Executive Briefings

Capacity, Time and Cost - The Holy Trinity of the Supply Chain

In today's tight economy, retailers are striving to cut costs in any way they can, and one popular method is to carry less inventory throughout the supply chain. Still, as we move into 2010, retailers want the best of both worlds, so they also want to be able to optimize the triggering of replenishments in order to keep the shelves stocked.

The challenge for retailers and manufacturers alike is that capacity, time and cost are the holy trinity of managing their supply chains. They have to ask themselves: How long is it going to take me to get product to market, how much is it going to cost me, and do I have the equipment to do it?

The ability to maneuver inventory through the network, through processes such as cross-docking and flow-through, is better enabled when a retailer or manufacturer understands the demand signals from the shelf and the transportation constraints within the supply chain. That's where transportation management systems (TMS) comes into play.

TMS is the glue that moves the inventory between all the nodes - the plant, the distribution centers, the warehouses, and the stores. It manages that cost, capacity, and time of moving inventory. This helps retailers to optimize the sell-through while lowering safety stock or the overall amount of inventory it has to keep on hand at each node in the supply chain.

This becomes more and more difficult as retailers start to grow. They have to deal with more SKUs, more stores, more volume, more international suppliers, more trailer capacity. And the more all of that grows, the more challenging it becomes to scale and still manage those constraints without assistance.

When retailers want to ship something, they attempt to predict the precise amount they will need. Some use flowcasting to figure out the time-phased replenishments so they can keep the shelves stocked in a timely manner. For instance, if the flowcasting tool identifies an anticipated stock shortfall two days from now, the demand signals can be sent up the supply chain to ensure the replenishment arrives before the stockout occurs.

Whatever that replenishment plan is, a well-designed TMS should be able to optimize the cost and movement of those goods through the supply chain all the way to the store shelf. This enables the retailer to optimize its sell-through because it can do a better job of predicting how much it needs based on where it is going, and there is less of a need for buffer stock to cover the variables that the TMS knows about.

Managing capacity, time and cost remains the biggest challenge in today's supply chain. Retailers, manufacturers and suppliers who can optimize their ability to manage those areas through the use of demand signals and TMS will have a significant competitive advantage in 2010.

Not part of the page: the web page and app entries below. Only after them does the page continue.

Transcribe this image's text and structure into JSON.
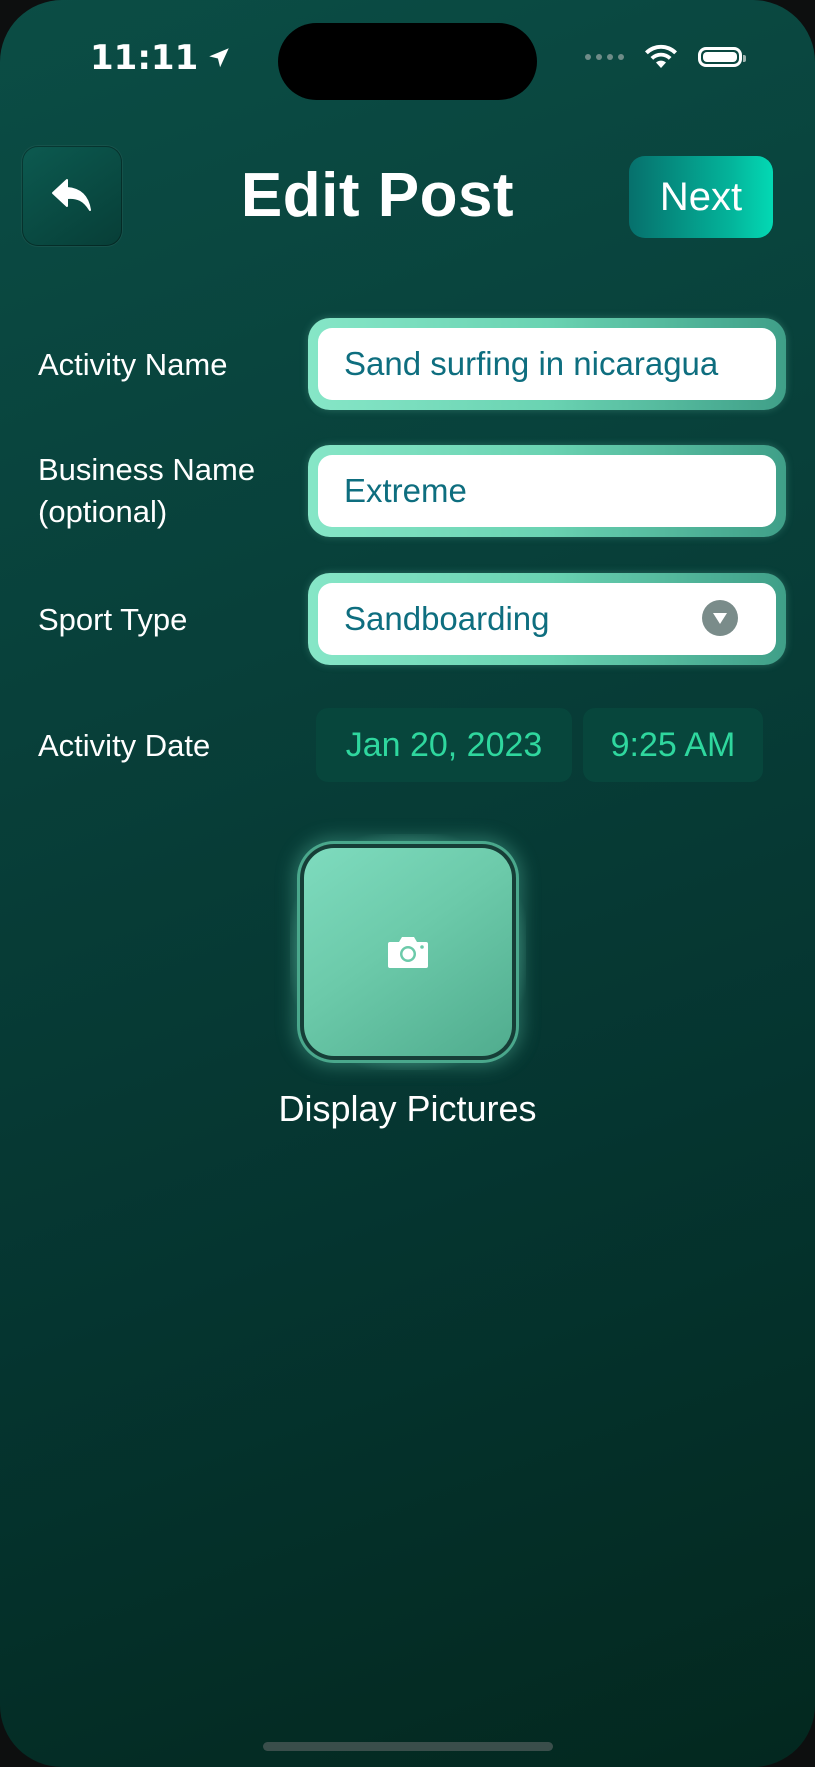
{
  "status_bar": {
    "time": "11:11",
    "location_icon": "location-arrow-icon",
    "signal_icon": "cellular-dots-icon",
    "wifi_icon": "wifi-icon",
    "battery_icon": "battery-icon"
  },
  "header": {
    "back_icon": "reply-arrow-icon",
    "title": "Edit Post",
    "next_label": "Next"
  },
  "form": {
    "activity_name": {
      "label": "Activity Name",
      "value": "Sand surfing in nicaragua"
    },
    "business_name": {
      "label_line1": "Business Name",
      "label_line2": "(optional)",
      "value": "Extreme"
    },
    "sport_type": {
      "label": "Sport Type",
      "value": "Sandboarding"
    },
    "activity_date": {
      "label": "Activity Date",
      "date": "Jan 20, 2023",
      "time": "9:25 AM"
    }
  },
  "pictures": {
    "icon": "camera-icon",
    "label": "Display Pictures"
  },
  "colors": {
    "background_top": "#0b4d45",
    "background_bottom": "#03281f",
    "accent": "#2fd79e",
    "field_text": "#0e6e7f",
    "next_gradient_end": "#03d9b4"
  }
}
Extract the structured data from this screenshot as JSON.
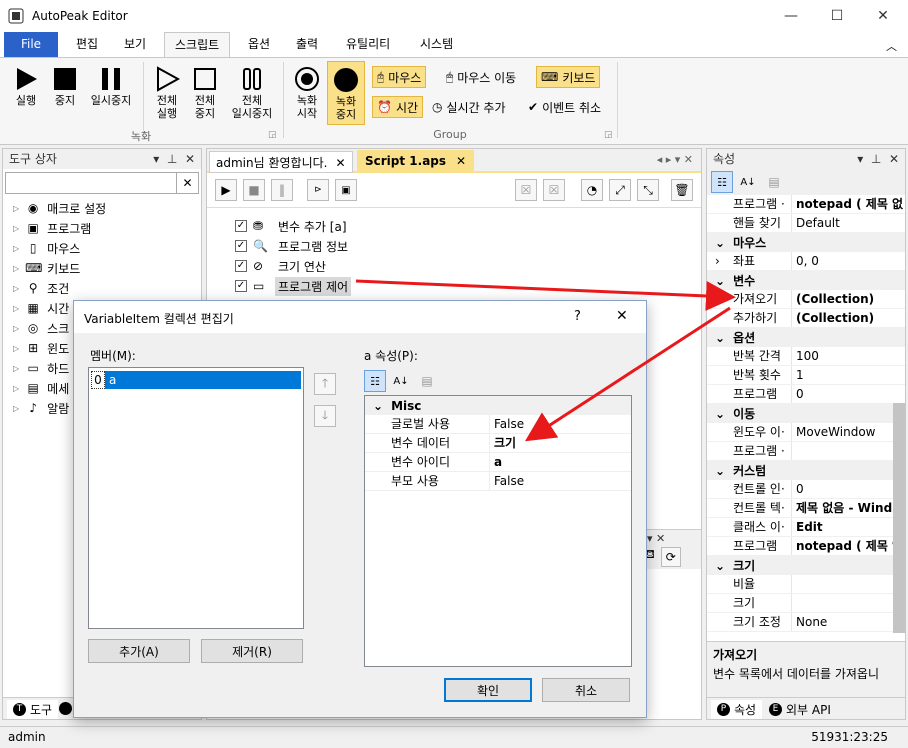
{
  "app": {
    "title": "AutoPeak Editor"
  },
  "menu_tabs": [
    "File",
    "편집",
    "보기",
    "스크립트",
    "옵션",
    "출력",
    "유틸리티",
    "시스템"
  ],
  "ribbon": {
    "run": "실행",
    "stop": "중지",
    "pause": "일시중지",
    "run_all": "전체\n실행",
    "stop_all": "전체\n중지",
    "pause_all": "전체\n일시중지",
    "record_start": "녹화\n시작",
    "record_stop": "녹화\n중지",
    "group1_label": "녹화",
    "group2_label": "Group",
    "mouse": "마우스",
    "mouse_move": "마우스 이동",
    "keyboard": "키보드",
    "time": "시간",
    "realtime_add": "실시간 추가",
    "event_cancel": "이벤트 취소"
  },
  "toolbox": {
    "title": "도구 상자",
    "items": [
      "매크로 설정",
      "프로그램",
      "마우스",
      "키보드",
      "조건",
      "시간",
      "스크",
      "윈도",
      "하드",
      "메세",
      "알람"
    ],
    "bottom_tab": "도구"
  },
  "doc_tabs": [
    "admin님 환영합니다.",
    "Script 1.aps"
  ],
  "script_items": [
    "변수 추가 [a]",
    "프로그램 정보",
    "크기 연산",
    "프로그램 제어"
  ],
  "props": {
    "title": "속성",
    "rows": [
      {
        "t": "row",
        "k": "프로그램 ·",
        "v": "notepad ( 제목 없",
        "b": true
      },
      {
        "t": "row",
        "k": "핸들 찾기",
        "v": "Default"
      },
      {
        "t": "cat",
        "k": "마우스"
      },
      {
        "t": "row",
        "k": "좌표",
        "v": "0, 0",
        "exp": true
      },
      {
        "t": "cat",
        "k": "변수"
      },
      {
        "t": "row",
        "k": "가져오기",
        "v": "(Collection)",
        "b": true
      },
      {
        "t": "row",
        "k": "추가하기",
        "v": "(Collection)",
        "b": true
      },
      {
        "t": "cat",
        "k": "옵션"
      },
      {
        "t": "row",
        "k": "반복 간격",
        "v": "100"
      },
      {
        "t": "row",
        "k": "반복 횟수",
        "v": "1"
      },
      {
        "t": "row",
        "k": "프로그램",
        "v": "0"
      },
      {
        "t": "cat",
        "k": "이동"
      },
      {
        "t": "row",
        "k": "윈도우 이·",
        "v": "MoveWindow"
      },
      {
        "t": "row",
        "k": "프로그램 ·",
        "v": ""
      },
      {
        "t": "cat",
        "k": "커스텀"
      },
      {
        "t": "row",
        "k": "컨트롤 인·",
        "v": "0"
      },
      {
        "t": "row",
        "k": "컨트롤 텍·",
        "v": "제목 없음 - Wind",
        "b": true
      },
      {
        "t": "row",
        "k": "클래스 이·",
        "v": "Edit",
        "b": true
      },
      {
        "t": "row",
        "k": "프로그램",
        "v": "notepad ( 제목 없",
        "b": true
      },
      {
        "t": "cat",
        "k": "크기"
      },
      {
        "t": "row",
        "k": "비율",
        "v": ""
      },
      {
        "t": "row",
        "k": "크기",
        "v": ""
      },
      {
        "t": "row",
        "k": "크기 조정",
        "v": "None"
      }
    ],
    "desc_title": "가져오기",
    "desc_text": "변수 목록에서 데이터를 가져옵니",
    "bottom_tabs": [
      "속성",
      "외부 API"
    ]
  },
  "dialog": {
    "title": "VariableItem 컬렉션 편집기",
    "help": "?",
    "members_label": "멤버(M):",
    "member_index": "0",
    "member_name": "a",
    "props_label": "a 속성(P):",
    "category": "Misc",
    "rows": [
      {
        "k": "글로벌 사용",
        "v": "False"
      },
      {
        "k": "변수 데이터",
        "v": "크기",
        "b": true
      },
      {
        "k": "변수 아이디",
        "v": "a",
        "b": true
      },
      {
        "k": "부모 사용",
        "v": "False"
      }
    ],
    "add": "추가(A)",
    "remove": "제거(R)",
    "ok": "확인",
    "cancel": "취소"
  },
  "status": {
    "user": "admin",
    "time": "51931:23:25"
  },
  "colors": {
    "accent": "#2b62c9",
    "highlight": "#fbe08a",
    "arrow": "#e8191b"
  }
}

Source: RedPrairie

In today's tight economy, retailers are striving to cut costs in any way they can, and one popular method is to carry less inventory throughout the supply chain. Still, as we move into 2010, retailers want the best of both worlds, so they also want to be able to optimize the triggering of replenishments in order to keep the shelves stocked.

The challenge for retailers and manufacturers alike is that capacity, time and cost are the holy trinity of managing their supply chains. They have to ask themselves: How long is it going to take me to get product to market, how much is it going to cost me, and do I have the equipment to do it?

The ability to maneuver inventory through the network, through processes such as cross-docking and flow-through, is better enabled when a retailer or manufacturer understands the demand signals from the shelf and the transportation constraints within the supply chain. That's where transportation management systems (TMS) comes into play.

TMS is the glue that moves the inventory between all the nodes - the plant, the distribution centers, the warehouses, and the stores. It manages that cost, capacity, and time of moving inventory. This helps retailers to optimize the sell-through while lowering safety stock or the overall amount of inventory it has to keep on hand at each node in the supply chain.

This becomes more and more difficult as retailers start to grow. They have to deal with more SKUs, more stores, more volume, more international suppliers, more trailer capacity. And the more all of that grows, the more challenging it becomes to scale and still manage those constraints without assistance.

When retailers want to ship something, they attempt to predict the precise amount they will need. Some use flowcasting to figure out the time-phased replenishments so they can keep the shelves stocked in a timely manner. For instance, if the flowcasting tool identifies an anticipated stock shortfall two days from now, the demand signals can be sent up the supply chain to ensure the replenishment arrives before the stockout occurs.

Whatever that replenishment plan is, a well-designed TMS should be able to optimize the cost and movement of those goods through the supply chain all the way to the store shelf. This enables the retailer to optimize its sell-through because it can do a better job of predicting how much it needs based on where it is going, and there is less of a need for buffer stock to cover the variables that the TMS knows about.

Managing capacity, time and cost remains the biggest challenge in today's supply chain. Retailers, manufacturers and suppliers who can optimize their ability to manage those areas through the use of demand signals and TMS will have a significant competitive advantage in 2010.

Source: RedPrairie